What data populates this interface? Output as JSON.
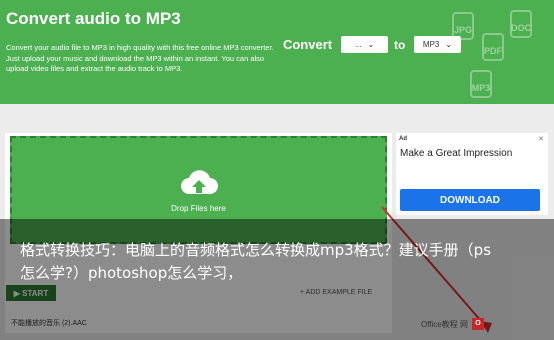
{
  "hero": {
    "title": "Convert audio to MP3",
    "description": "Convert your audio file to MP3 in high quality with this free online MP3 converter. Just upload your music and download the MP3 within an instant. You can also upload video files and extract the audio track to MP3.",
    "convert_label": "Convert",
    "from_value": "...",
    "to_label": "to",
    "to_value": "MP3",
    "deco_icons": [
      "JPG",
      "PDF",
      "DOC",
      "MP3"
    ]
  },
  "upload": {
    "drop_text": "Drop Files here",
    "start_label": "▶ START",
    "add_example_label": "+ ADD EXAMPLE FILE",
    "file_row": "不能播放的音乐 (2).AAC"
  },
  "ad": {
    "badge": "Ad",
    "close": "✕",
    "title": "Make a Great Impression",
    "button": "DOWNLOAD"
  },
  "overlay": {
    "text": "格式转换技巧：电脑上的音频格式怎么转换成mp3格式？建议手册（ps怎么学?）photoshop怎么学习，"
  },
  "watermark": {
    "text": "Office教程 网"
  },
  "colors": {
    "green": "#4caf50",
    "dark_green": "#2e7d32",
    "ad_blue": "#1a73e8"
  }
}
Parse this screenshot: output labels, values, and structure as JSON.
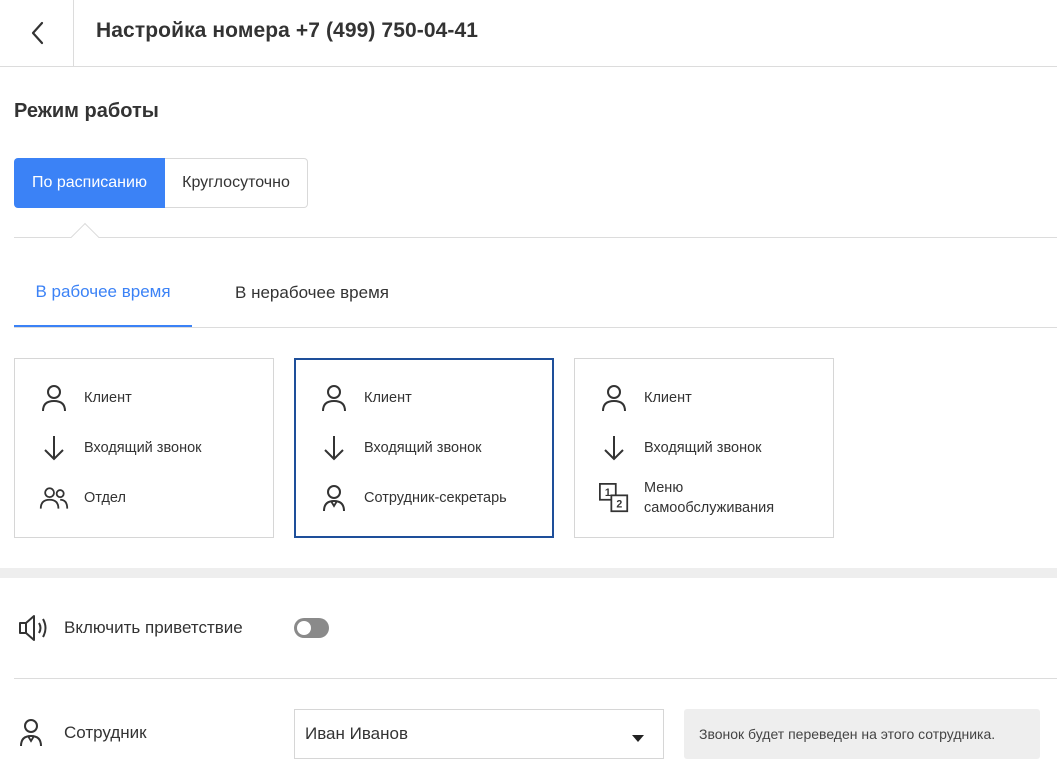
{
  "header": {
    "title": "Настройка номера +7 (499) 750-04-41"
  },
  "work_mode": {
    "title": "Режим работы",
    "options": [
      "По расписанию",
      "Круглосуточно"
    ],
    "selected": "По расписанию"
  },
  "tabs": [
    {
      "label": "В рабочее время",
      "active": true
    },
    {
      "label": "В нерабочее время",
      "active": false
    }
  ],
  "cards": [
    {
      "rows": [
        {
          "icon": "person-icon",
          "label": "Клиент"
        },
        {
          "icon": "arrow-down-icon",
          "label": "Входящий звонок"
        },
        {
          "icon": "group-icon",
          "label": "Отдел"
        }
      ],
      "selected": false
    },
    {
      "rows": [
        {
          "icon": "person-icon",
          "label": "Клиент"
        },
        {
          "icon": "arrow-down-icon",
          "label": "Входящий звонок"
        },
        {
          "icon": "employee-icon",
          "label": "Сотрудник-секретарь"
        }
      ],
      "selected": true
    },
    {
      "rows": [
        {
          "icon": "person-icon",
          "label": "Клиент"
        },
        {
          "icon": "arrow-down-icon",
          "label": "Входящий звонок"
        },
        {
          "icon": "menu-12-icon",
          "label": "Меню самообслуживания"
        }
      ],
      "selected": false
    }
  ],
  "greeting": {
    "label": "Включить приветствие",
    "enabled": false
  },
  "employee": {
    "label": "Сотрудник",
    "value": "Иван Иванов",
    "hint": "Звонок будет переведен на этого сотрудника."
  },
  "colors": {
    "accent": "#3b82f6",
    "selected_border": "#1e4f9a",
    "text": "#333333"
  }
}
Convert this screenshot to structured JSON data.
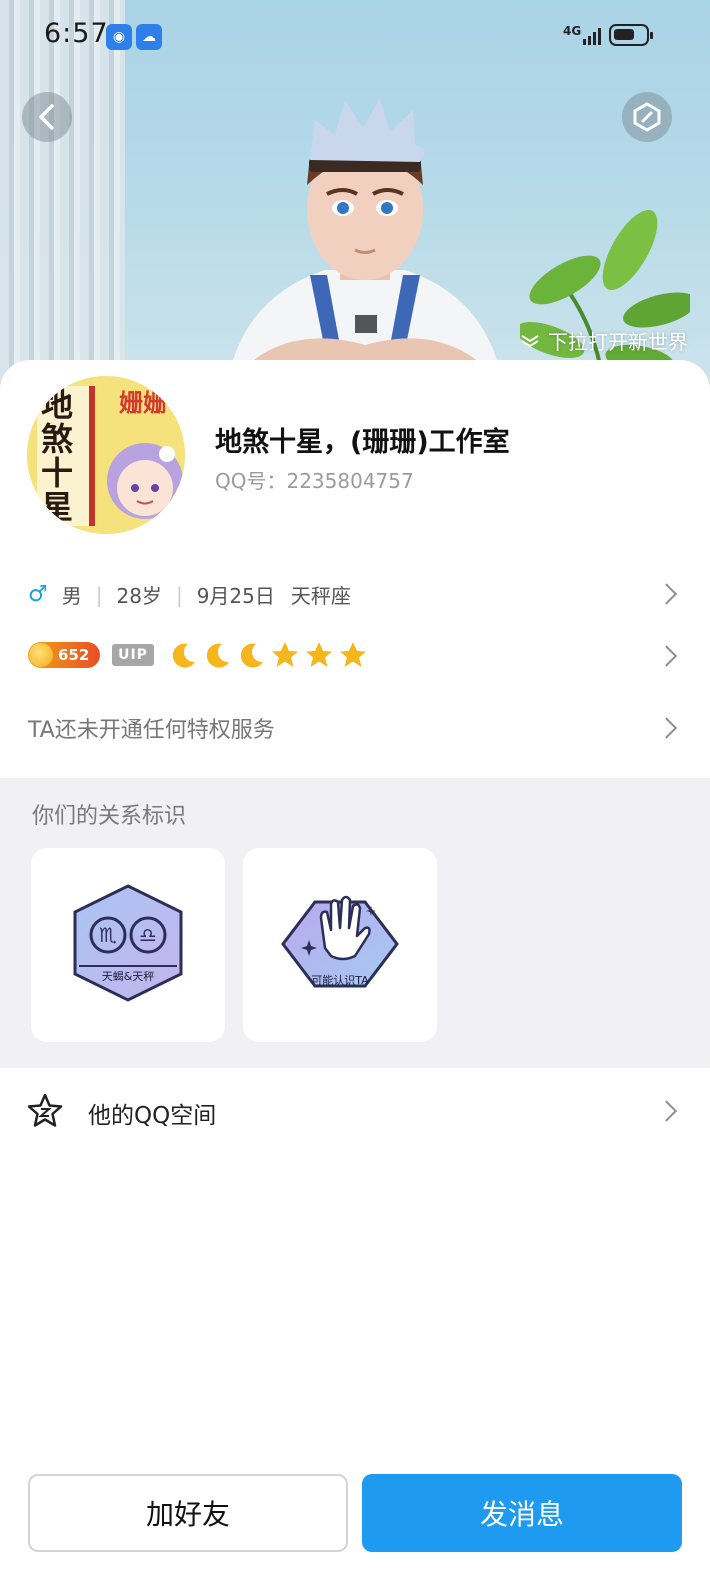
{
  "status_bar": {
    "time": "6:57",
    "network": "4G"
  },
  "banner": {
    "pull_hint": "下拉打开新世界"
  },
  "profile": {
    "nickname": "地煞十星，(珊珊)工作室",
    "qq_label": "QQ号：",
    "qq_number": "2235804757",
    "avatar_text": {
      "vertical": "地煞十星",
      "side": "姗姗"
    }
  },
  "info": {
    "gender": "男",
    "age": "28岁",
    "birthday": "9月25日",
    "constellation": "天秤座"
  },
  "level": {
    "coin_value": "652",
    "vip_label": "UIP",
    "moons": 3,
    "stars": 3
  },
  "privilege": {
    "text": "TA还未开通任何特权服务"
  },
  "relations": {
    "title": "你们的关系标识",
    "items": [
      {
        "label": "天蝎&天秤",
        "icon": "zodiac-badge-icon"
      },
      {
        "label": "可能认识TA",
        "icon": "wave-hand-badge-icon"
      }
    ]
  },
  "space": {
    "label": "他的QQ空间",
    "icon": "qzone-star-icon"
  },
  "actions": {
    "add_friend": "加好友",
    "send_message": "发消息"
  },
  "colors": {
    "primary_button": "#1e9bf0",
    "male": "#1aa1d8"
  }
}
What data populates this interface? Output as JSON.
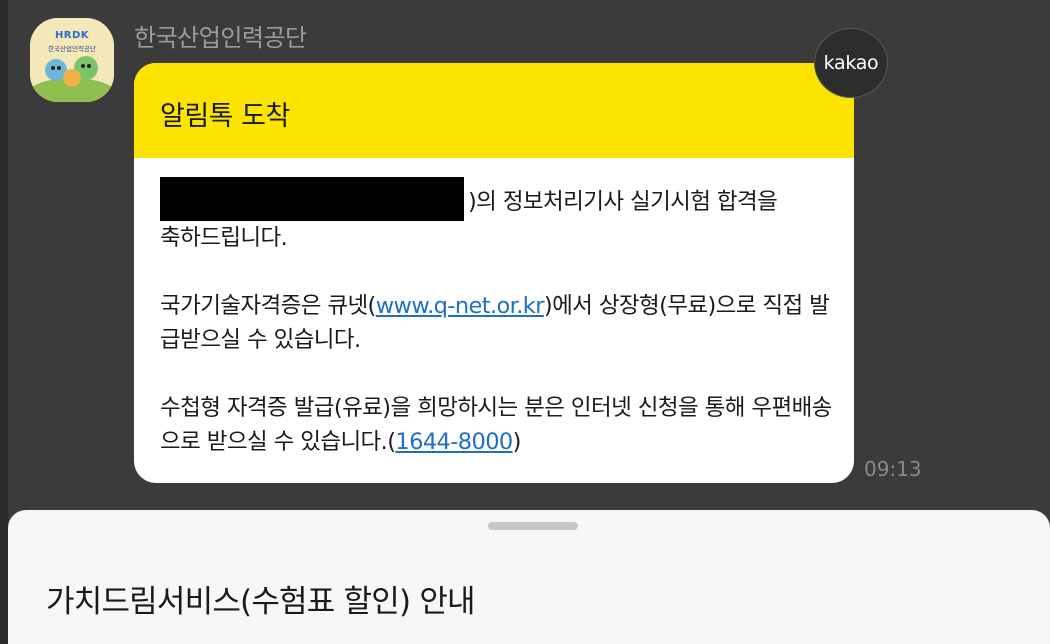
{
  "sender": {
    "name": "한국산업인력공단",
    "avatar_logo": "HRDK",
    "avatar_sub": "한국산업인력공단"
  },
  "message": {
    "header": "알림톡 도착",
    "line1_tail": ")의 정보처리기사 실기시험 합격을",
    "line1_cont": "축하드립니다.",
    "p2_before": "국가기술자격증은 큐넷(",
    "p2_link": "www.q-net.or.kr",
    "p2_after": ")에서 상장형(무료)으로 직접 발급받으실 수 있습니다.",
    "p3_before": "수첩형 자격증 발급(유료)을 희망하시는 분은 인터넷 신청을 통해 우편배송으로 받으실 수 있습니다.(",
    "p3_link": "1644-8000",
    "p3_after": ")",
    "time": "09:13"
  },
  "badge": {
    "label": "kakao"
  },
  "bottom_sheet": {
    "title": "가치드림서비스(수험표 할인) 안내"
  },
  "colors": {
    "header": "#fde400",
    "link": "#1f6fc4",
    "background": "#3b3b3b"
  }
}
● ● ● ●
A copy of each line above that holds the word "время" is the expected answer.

• **Result of this task**:
      "label": "В рабочее время",
      "label": "В нерабочее время",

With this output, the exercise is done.